Many blue-collar workers share Trump’s scornful rejection of ‘political correctness.’ As McIntosh puts it, they feel offended when ‘hyper-educated liberals’ assume that they are prejudiced against nonwhites, women, or gays just because they ‘do not know the new lingo and have not cultivated exquisite verbal sensitivity.’
Effective opposition to demagogues like Trump will never come from the ‘liberal left’ of the Democratic Party establishment and its tame media, but only from a movement that offers the working class a real alternative to capitalism.
 Anti-Intellectualism in American Life, first published in 1966. The most recent edition was released by Vintage in 2012.
 However, the anti-intellectualism of ‘the traditional businessman’ is not shared by high-tech entrepreneurs, who are highly educated and may fear that they themselves will become targets of anti-intellectual demagogy.
 Academic honors are more prestigious in some countries than others (more in Germany than in the United States, for instance).

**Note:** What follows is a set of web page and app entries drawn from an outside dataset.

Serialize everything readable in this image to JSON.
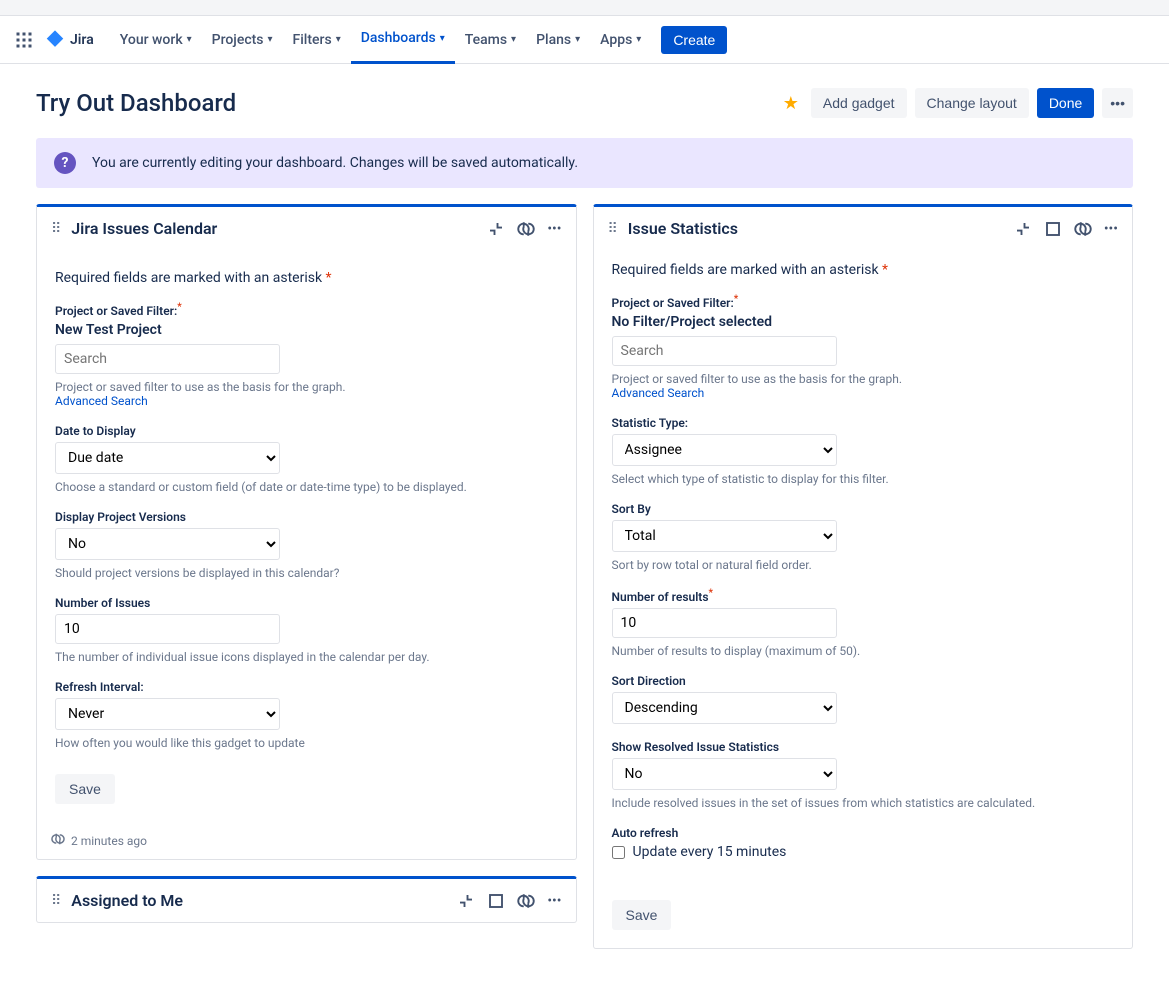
{
  "nav": {
    "logo_text": "Jira",
    "items": [
      "Your work",
      "Projects",
      "Filters",
      "Dashboards",
      "Teams",
      "Plans",
      "Apps"
    ],
    "active_index": 3,
    "create": "Create"
  },
  "header": {
    "title": "Try Out Dashboard",
    "add_gadget": "Add gadget",
    "change_layout": "Change layout",
    "done": "Done"
  },
  "banner": {
    "text": "You are currently editing your dashboard. Changes will be saved automatically."
  },
  "gadget1": {
    "title": "Jira Issues Calendar",
    "required_note": "Required fields are marked with an asterisk",
    "project_label": "Project or Saved Filter:",
    "project_value": "New Test Project",
    "search_placeholder": "Search",
    "project_help": "Project or saved filter to use as the basis for the graph.",
    "advanced_search": "Advanced Search",
    "date_label": "Date to Display",
    "date_value": "Due date",
    "date_help": "Choose a standard or custom field (of date or date-time type) to be displayed.",
    "versions_label": "Display Project Versions",
    "versions_value": "No",
    "versions_help": "Should project versions be displayed in this calendar?",
    "num_issues_label": "Number of Issues",
    "num_issues_value": "10",
    "num_issues_help": "The number of individual issue icons displayed in the calendar per day.",
    "refresh_label": "Refresh Interval:",
    "refresh_value": "Never",
    "refresh_help": "How often you would like this gadget to update",
    "save": "Save",
    "footer_time": "2 minutes ago"
  },
  "gadget2": {
    "title": "Issue Statistics",
    "required_note": "Required fields are marked with an asterisk",
    "project_label": "Project or Saved Filter:",
    "project_value": "No Filter/Project selected",
    "search_placeholder": "Search",
    "project_help": "Project or saved filter to use as the basis for the graph.",
    "advanced_search": "Advanced Search",
    "stat_type_label": "Statistic Type:",
    "stat_type_value": "Assignee",
    "stat_type_help": "Select which type of statistic to display for this filter.",
    "sort_by_label": "Sort By",
    "sort_by_value": "Total",
    "sort_by_help": "Sort by row total or natural field order.",
    "num_results_label": "Number of results",
    "num_results_value": "10",
    "num_results_help": "Number of results to display (maximum of 50).",
    "sort_dir_label": "Sort Direction",
    "sort_dir_value": "Descending",
    "resolved_label": "Show Resolved Issue Statistics",
    "resolved_value": "No",
    "resolved_help": "Include resolved issues in the set of issues from which statistics are calculated.",
    "auto_refresh_label": "Auto refresh",
    "auto_refresh_checkbox": "Update every 15 minutes",
    "save": "Save"
  },
  "gadget3": {
    "title": "Assigned to Me"
  }
}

 Janet McIntosh and Norma Mendoza-Denton, eds., Language in the Trump Era: Scandals and Emergencies, Cambridge University Press, 2020, pp. 9-18.